== Data supplied ==
+--
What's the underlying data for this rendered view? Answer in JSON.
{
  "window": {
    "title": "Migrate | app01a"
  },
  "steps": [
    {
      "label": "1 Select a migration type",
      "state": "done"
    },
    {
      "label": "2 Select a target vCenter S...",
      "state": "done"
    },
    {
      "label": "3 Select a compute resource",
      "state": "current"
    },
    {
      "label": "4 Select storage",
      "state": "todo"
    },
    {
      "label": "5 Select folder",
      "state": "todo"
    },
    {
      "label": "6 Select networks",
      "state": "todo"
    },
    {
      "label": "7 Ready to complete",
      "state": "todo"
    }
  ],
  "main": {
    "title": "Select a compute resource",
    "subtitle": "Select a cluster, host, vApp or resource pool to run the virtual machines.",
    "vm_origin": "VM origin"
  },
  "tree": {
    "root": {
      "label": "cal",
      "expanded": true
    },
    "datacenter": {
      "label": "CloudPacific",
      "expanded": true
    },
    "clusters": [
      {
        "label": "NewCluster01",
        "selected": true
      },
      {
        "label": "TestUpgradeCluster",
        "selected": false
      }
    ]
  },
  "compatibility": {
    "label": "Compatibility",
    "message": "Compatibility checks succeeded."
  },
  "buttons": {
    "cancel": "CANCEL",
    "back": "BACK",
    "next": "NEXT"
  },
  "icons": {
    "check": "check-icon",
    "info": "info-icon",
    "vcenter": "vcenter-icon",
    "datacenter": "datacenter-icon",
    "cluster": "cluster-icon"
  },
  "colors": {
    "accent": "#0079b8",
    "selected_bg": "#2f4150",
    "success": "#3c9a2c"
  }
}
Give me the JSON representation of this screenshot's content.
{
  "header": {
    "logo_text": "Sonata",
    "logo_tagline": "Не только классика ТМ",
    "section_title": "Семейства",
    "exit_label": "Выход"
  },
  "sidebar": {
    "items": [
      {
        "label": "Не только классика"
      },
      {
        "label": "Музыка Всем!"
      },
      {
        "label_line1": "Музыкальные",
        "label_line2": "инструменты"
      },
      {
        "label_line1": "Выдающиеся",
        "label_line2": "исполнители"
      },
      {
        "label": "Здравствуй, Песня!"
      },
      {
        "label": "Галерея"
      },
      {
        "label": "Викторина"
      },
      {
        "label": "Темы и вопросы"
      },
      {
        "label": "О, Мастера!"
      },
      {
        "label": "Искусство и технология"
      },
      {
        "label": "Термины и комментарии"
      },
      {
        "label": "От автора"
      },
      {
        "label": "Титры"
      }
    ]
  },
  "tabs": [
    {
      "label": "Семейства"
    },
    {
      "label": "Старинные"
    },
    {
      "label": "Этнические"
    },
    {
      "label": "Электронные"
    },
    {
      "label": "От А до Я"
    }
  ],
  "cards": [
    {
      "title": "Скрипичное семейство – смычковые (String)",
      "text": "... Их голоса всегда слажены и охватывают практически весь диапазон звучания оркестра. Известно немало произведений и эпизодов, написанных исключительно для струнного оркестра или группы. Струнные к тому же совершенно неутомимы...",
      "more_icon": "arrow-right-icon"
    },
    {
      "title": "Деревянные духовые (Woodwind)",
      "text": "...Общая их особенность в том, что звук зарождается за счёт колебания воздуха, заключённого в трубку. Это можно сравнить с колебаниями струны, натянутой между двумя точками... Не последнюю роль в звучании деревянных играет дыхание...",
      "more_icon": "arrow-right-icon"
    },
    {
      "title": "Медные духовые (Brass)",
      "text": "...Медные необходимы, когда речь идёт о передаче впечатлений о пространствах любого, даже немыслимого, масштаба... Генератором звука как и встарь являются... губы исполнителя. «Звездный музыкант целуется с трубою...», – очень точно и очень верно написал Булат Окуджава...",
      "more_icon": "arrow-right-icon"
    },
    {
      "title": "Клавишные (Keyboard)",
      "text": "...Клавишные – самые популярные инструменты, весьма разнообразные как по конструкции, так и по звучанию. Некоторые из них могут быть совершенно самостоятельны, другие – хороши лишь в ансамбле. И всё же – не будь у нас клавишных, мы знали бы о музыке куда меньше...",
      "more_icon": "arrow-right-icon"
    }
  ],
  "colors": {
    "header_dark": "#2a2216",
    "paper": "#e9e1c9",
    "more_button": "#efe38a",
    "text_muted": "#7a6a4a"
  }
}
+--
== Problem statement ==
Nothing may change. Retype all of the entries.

== Result ==
What's the underlying data for this rendered view? Answer in JSON.
{
  "window": {
    "title": "Migrate | app01a"
  },
  "steps": [
    {
      "label": "1 Select a migration type",
      "state": "done"
    },
    {
      "label": "2 Select a target vCenter S...",
      "state": "done"
    },
    {
      "label": "3 Select a compute resource",
      "state": "current"
    },
    {
      "label": "4 Select storage",
      "state": "todo"
    },
    {
      "label": "5 Select folder",
      "state": "todo"
    },
    {
      "label": "6 Select networks",
      "state": "todo"
    },
    {
      "label": "7 Ready to complete",
      "state": "todo"
    }
  ],
  "main": {
    "title": "Select a compute resource",
    "subtitle": "Select a cluster, host, vApp or resource pool to run the virtual machines.",
    "vm_origin": "VM origin"
  },
  "tree": {
    "root": {
      "label": "cal",
      "expanded": true
    },
    "datacenter": {
      "label": "CloudPacific",
      "expanded": true
    },
    "clusters": [
      {
        "label": "NewCluster01",
        "selected": true
      },
      {
        "label": "TestUpgradeCluster",
        "selected": false
      }
    ]
  },
  "compatibility": {
    "label": "Compatibility",
    "message": "Compatibility checks succeeded."
  },
  "buttons": {
    "cancel": "CANCEL",
    "back": "BACK",
    "next": "NEXT"
  },
  "icons": {
    "check": "check-icon",
    "info": "info-icon",
    "vcenter": "vcenter-icon",
    "datacenter": "datacenter-icon",
    "cluster": "cluster-icon"
  },
  "colors": {
    "accent": "#0079b8",
    "selected_bg": "#2f4150",
    "success": "#3c9a2c"
  }
}
Give me the JSON representation of this screenshot's content.
{
  "header": {
    "logo_text": "Sonata",
    "logo_tagline": "Не только классика ТМ",
    "section_title": "Семейства",
    "exit_label": "Выход"
  },
  "sidebar": {
    "items": [
      {
        "label": "Не только классика"
      },
      {
        "label": "Музыка Всем!"
      },
      {
        "label_line1": "Музыкальные",
        "label_line2": "инструменты"
      },
      {
        "label_line1": "Выдающиеся",
        "label_line2": "исполнители"
      },
      {
        "label": "Здравствуй, Песня!"
      },
      {
        "label": "Галерея"
      },
      {
        "label": "Викторина"
      },
      {
        "label": "Темы и вопросы"
      },
      {
        "label": "О, Мастера!"
      },
      {
        "label": "Искусство и технология"
      },
      {
        "label": "Термины и комментарии"
      },
      {
        "label": "От автора"
      },
      {
        "label": "Титры"
      }
    ]
  },
  "tabs": [
    {
      "label": "Семейства"
    },
    {
      "label": "Старинные"
    },
    {
      "label": "Этнические"
    },
    {
      "label": "Электронные"
    },
    {
      "label": "От А до Я"
    }
  ],
  "cards": [
    {
      "title": "Скрипичное семейство – смычковые (String)",
      "text": "... Их голоса всегда слажены и охватывают практически весь диапазон звучания оркестра. Известно немало произведений и эпизодов, написанных исключительно для струнного оркестра или группы. Струнные к тому же совершенно неутомимы...",
      "more_icon": "arrow-right-icon"
    },
    {
      "title": "Деревянные духовые (Woodwind)",
      "text": "...Общая их особенность в том, что звук зарождается за счёт колебания воздуха, заключённого в трубку. Это можно сравнить с колебаниями струны, натянутой между двумя точками... Не последнюю роль в звучании деревянных играет дыхание...",
      "more_icon": "arrow-right-icon"
    },
    {
      "title": "Медные духовые (Brass)",
      "text": "...Медные необходимы, когда речь идёт о передаче впечатлений о пространствах любого, даже немыслимого, масштаба... Генератором звука как и встарь являются... губы исполнителя. «Звездный музыкант целуется с трубою...», – очень точно и очень верно написал Булат Окуджава...",
      "more_icon": "arrow-right-icon"
    },
    {
      "title": "Клавишные (Keyboard)",
      "text": "...Клавишные – самые популярные инструменты, весьма разнообразные как по конструкции, так и по звучанию. Некоторые из них могут быть совершенно самостоятельны, другие – хороши лишь в ансамбле. И всё же – не будь у нас клавишных, мы знали бы о музыке куда меньше...",
      "more_icon": "arrow-right-icon"
    }
  ],
  "colors": {
    "header_dark": "#2a2216",
    "paper": "#e9e1c9",
    "more_button": "#efe38a",
    "text_muted": "#7a6a4a"
  }
}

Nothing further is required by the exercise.